The final numbers are in for 2011, and it was a record year for Director and Officer (D&O) lawsuits by the FDIC. In 2011 alone, 264 defendants were named in FDIC lawsuits. To put that in perspective, that’s more than twice the number sued in the previous 2 years combined. Some of the most frequently repeated charges were:
- “Simple negligence”
- “Gross negligence”
- “Engaged in corporate waste”
- “Recklessness and willful misconduct”
- “Breach of fiduciary duty”
According to the policy adopted by the FDIC in 1992, (Statement Concerning the Responsibilities of Bank Directors and Officers,) the FDIC may sue professionals who played a role in the failure of the institution. These individuals can include officers and directors, as well as attorneys, accountants, appraisers, brokers, or others. Recent lawsuits have even extended to the D&O insurer.
How can your officers and directors (and others) avoid liability claims? The FDIC spells it out, and it isn’t really that difficult:
“The FDIC will not bring civil suits against directors and officers who fulfill their responsibilities, including the duties of loyalty and care, and who make reasonable business judgments on a fully informed basis and after proper deliberation.”
So the key is that financial institutions should take steps to ensure that officers and directors have the information necessary to carry out their responsibilities and that the rationale for their actions is appropriately documented. I’ve written before (Using Technology to Drive Compliance) about how technology (specifically automation) can enable and/or enhance your compliance efforts, particularly in the effort to extract useful information from mountains of data, and then present that information in an easy to understand format. I’ve also discussed how management committees like the IT committee and the audit committee can provide both a forum for the exchange of information, and documentation that the exchange took place. And don’t underestimate the value of having outside expertise on those committees. Not only can it add a different perspective, it can also help document that you are making an effort to be “fully informed” and that you are “properly deliberating”.
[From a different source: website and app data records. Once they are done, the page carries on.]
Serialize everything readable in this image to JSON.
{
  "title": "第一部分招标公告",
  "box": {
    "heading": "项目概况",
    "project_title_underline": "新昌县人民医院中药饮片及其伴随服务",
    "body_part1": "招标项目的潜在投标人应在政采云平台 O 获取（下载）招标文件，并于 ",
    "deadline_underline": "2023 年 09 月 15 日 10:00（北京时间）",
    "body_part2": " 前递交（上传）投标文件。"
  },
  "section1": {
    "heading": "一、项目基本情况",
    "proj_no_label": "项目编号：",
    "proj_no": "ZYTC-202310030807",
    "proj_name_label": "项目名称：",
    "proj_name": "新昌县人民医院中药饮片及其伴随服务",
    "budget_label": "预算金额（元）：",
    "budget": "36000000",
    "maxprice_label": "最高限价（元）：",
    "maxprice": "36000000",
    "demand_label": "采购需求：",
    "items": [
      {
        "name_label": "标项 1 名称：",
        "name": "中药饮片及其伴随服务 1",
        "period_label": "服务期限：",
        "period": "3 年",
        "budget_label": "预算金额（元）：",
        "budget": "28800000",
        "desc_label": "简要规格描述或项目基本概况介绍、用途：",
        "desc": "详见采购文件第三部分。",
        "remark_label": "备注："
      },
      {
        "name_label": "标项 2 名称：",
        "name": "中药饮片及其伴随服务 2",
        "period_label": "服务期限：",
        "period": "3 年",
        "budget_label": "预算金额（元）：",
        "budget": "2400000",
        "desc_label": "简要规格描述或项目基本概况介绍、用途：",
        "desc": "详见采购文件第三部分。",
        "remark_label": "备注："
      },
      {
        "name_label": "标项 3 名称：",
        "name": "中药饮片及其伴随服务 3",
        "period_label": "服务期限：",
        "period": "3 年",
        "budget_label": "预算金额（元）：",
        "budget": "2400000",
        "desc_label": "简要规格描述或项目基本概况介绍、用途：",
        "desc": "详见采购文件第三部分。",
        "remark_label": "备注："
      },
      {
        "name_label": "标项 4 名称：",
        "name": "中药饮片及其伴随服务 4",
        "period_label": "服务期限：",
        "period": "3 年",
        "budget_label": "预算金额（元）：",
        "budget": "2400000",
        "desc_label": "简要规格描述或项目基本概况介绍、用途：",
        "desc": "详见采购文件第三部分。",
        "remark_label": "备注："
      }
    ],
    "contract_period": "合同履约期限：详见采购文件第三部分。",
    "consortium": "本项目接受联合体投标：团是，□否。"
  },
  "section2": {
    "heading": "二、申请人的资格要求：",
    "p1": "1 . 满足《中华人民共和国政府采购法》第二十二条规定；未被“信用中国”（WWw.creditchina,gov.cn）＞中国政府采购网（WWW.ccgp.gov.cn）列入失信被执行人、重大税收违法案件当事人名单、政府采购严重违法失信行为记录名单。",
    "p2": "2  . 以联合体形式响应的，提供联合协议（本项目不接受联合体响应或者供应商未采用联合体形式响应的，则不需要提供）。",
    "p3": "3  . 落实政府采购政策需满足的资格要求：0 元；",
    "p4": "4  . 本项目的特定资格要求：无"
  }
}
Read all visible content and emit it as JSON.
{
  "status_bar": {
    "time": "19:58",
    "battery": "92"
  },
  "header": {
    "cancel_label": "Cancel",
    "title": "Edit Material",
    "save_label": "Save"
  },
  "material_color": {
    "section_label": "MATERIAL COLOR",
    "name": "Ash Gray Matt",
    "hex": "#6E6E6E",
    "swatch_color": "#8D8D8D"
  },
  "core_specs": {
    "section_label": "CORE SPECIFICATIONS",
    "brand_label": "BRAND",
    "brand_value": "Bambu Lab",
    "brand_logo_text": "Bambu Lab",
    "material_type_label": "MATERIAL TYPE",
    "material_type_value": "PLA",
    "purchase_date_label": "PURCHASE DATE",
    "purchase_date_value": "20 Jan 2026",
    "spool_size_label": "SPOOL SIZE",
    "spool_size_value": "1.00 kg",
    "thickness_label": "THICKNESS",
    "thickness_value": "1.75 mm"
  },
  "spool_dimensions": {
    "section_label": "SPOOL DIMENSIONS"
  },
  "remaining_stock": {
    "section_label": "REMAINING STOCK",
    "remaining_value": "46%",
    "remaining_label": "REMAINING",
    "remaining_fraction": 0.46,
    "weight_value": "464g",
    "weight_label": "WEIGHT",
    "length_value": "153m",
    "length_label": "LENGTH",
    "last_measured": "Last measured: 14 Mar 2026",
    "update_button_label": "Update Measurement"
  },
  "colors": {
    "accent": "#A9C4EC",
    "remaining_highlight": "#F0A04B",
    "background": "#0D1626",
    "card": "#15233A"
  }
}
And one more thing…listen to your auditors. Although I was not able to identify a single case in which the auditor was named as a defendant in an FDIC lawsuit, many of the complaints do allege that institutions “failed to heed” or “ignored” auditor warnings. Consider your auditor as a partner in the compliance process instead of a combatant.